Stephen McPartland is Member of Parliament for Stevenage and has written to the Chief
Executives of all the FTSE 100 companies to ask them individually if they are
willing to pledge their support for corporate tax transparency and if they will
support a new international accountancy standard for country-by-country
reporting. The responses are being published at www.taxchallenge.co.uk so that the
general public know which FTSE 100 companies are willing to sign up to tax
transparency and which are not. Follow Stephen on Twitter.
I took up the initiative after meeting
Christian Aid supporters when the Tax Justice Bus visited Stevenage. The
tax justice campaigners believe that tax dodging by international companies
costs the UK around £35 billion and developing countries an estimated
$160billion per year. Just imagine the dramatic difference such a huge sum of
money would make if it was available to invest in public services,
infrastructure and other vital services essential for economic growth.
I know that Governments from all around the world will agree with the sentiment
of greater tax transparency, but they will struggle to introduce it as every
nation competes in the global race. Despite the best of intentions, I believe
that in the end it will be up to the companies themselves to lead the way and
they will only do that if their customers-the British public-drag them kicking
and screaming towards tax transparency and a fairer tax system for us all.
I set up www.taxchallenge.co.uk to
give everyone an opportunity to sign a petition calling for greater tax
transparency and to publish all the responses I receive so that everyone will

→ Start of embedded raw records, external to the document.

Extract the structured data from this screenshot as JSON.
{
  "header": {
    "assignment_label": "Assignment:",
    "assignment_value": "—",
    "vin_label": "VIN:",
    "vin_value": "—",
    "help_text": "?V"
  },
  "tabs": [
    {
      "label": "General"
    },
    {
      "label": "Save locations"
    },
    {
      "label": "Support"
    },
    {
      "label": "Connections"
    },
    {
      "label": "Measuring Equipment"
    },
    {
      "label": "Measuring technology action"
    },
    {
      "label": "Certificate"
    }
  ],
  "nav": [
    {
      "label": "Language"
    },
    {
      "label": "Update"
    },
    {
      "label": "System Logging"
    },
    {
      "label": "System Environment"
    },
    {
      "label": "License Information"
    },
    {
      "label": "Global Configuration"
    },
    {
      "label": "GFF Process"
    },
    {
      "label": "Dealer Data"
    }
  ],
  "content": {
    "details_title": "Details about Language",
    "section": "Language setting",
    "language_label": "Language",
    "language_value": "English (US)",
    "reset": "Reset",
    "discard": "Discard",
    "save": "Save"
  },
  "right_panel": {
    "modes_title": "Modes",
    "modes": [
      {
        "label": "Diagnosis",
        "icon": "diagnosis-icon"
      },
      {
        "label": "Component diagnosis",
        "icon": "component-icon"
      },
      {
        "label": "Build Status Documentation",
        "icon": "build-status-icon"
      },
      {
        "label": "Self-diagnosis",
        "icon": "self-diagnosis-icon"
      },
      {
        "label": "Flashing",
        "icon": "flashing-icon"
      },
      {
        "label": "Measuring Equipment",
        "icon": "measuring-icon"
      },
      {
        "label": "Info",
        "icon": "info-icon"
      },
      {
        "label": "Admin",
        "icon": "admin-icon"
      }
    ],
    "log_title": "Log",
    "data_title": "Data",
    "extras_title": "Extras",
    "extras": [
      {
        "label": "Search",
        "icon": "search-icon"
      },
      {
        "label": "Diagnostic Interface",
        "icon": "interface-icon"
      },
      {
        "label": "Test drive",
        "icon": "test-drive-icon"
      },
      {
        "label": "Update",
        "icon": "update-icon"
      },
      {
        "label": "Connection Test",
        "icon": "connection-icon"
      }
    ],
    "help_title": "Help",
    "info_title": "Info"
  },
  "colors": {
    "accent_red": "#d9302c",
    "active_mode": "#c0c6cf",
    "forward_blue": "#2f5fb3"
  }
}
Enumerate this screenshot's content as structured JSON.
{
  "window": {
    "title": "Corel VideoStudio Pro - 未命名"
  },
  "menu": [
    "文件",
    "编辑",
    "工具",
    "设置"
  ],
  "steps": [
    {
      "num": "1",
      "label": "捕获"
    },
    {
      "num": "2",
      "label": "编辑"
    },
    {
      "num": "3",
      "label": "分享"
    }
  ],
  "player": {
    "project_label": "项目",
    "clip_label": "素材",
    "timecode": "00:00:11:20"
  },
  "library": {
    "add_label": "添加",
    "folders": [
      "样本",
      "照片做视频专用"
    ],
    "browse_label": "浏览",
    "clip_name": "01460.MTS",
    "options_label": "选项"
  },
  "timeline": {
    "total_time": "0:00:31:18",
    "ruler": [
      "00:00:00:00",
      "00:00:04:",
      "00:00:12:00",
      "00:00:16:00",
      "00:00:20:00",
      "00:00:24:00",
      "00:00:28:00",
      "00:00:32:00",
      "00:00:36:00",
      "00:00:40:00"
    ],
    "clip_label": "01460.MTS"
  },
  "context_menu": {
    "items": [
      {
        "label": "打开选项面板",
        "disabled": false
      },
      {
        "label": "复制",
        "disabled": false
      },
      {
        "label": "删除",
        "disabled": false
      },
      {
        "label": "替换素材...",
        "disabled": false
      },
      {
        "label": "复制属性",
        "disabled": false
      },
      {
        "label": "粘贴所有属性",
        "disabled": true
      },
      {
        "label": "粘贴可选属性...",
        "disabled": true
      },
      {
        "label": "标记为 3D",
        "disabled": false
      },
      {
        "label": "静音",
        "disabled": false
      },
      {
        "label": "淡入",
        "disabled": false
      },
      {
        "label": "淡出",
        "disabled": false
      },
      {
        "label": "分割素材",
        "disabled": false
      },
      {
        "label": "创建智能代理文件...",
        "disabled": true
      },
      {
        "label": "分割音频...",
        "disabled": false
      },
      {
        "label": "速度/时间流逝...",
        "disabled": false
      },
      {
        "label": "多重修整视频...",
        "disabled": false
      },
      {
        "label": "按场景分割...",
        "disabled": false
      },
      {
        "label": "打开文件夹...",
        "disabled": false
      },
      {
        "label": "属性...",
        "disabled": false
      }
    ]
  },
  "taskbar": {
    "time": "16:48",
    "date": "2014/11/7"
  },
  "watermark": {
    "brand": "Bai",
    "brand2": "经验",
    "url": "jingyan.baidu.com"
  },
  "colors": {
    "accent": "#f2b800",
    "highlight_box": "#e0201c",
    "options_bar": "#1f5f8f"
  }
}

know which FTSE 100 companies are willing to sign up to tax transparency and
which are not.
The responses from the FTSE100 companies have been wide-ranging but generally
disappointing. HSBC has offered to help design a tax transparency standard, BT
and others have welcomed the transparency initiative – although not the new
accounting standard – and Hargreaves Lansdown has questioned the value that it
receives for the taxes that it pays. On a more positive note the Chief
Executive of Sainsbury's agreed that consumers are best placed to encourage
companies to pay the tax they are supposed to, as they can vote with their
wallets if they do not think the company is making a fair contribution to society.
Capita stated they were both interested and supportive of establishing a new
international accounting standard. Morrisions suggested that the Government
should force all companies to disclose their corporation tax payments in the
UK. The refreshingly honest response from Aggreko summed up what many other
companies felt, that they were paying lots of tax and probably more than needed
but felt greater tax transparency was a 'lousy idea'.
I could go on, but the general thrust is pretty simple – the biggest companies
in Britain believe they all honestly pay their taxes and make a huge
contribution to the economy by employing people who have to pay taxes. The
majority of responses so far clearly show that they are not prepared to be
proactive and will only comply with the laws as they stand. Unfortunately,
fancy corporate lawyers can blur the lines between tax avoidance and tax
evasion, but it is clearly wrong, illegal and unfair to the rest of society.
I will keep publishing the responses at www.taxchallenge.co.uk and let the public decide individually whether the biggest companies in Britain
really care about the poorest in our society, at home and abroad. From the
responses I have received so far, I am not convinced they do care.